- Play a game based on the story. Visit this post by the amazing Keith Toda for a list of possible Post Reading games.
- Watch the entire video clip so students can see the big reveal.
Since I only have students for nine weeks, any assessment I give them is interpretive. Quite often I will give students an (unannounced) assessment where they have to match a picture to a French sentence that describes it or read a series of statements that students about which students have to answer multiple-choice questions. Sometimes I give them a series of sentences to illustrate in comic strip form as an assessment.
Here are the topics I introduce in the sixth grade class:
- Greetings, goodbyes, asking/answering “How are you,” and other pleasantries
- The difference between formal and informal speech and when to use each one
- Adjectives used to describe how people feel
- Common adjectives used to describe people physically and mentally
- Masculine versus feminine adjective forms
- Days of the week, months of the year, and writing out the date

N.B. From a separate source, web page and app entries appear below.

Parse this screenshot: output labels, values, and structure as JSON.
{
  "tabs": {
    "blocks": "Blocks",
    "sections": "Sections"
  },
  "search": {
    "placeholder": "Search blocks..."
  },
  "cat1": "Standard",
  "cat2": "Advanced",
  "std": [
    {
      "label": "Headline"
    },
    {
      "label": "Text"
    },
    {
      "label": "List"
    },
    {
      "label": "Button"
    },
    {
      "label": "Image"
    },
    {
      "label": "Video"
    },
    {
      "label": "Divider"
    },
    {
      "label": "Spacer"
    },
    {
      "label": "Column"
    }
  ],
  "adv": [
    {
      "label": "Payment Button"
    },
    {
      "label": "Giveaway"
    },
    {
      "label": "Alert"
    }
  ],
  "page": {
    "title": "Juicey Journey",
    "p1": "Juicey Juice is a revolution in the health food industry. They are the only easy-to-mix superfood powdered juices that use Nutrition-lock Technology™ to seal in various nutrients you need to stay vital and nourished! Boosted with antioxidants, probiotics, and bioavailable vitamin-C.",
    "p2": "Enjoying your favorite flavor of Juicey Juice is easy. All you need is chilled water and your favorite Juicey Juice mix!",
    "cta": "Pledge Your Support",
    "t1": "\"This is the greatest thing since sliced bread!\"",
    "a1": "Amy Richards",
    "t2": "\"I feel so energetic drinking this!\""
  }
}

- Common weather expressions and names of seasons
- Telling time on a digital clock
- Expressing likes and dislikes
- Numbers to 59
- Common colors
- Common animals
- Common sports and leisure activities
- High frequency verb structures like “I am,” “S/he is,” “I have,” “S/he has,” “I want,” “S/he wants”
- The question words “What” and “Who”
Keep in mind that students have not mastered these topics. They would not be able to score well on a written or oral presentation or interpersonal assessment. If I asked my students to do that when they are only in a nine-week course, it would kill their motivation and enthusiasm, thus solidifying the belief that French is difficult. My hope is that this initial exposure will be helpful and make students successful in their first-year class, should they decide to continue with French.
As I mentioned at the beginning of this post, this is the first year that I have taught the sixth grade exploratory. Our sixth graders can chose to take one of four languages in 7th grade. A whopping 40% of this year’s sixth grade students have elected to take French next year, which just shows how powerful language instruction with CI can be. I will be their French teacher next year. I am curious to see how much language they will be able to retain from their exploratory class when they return in the fall.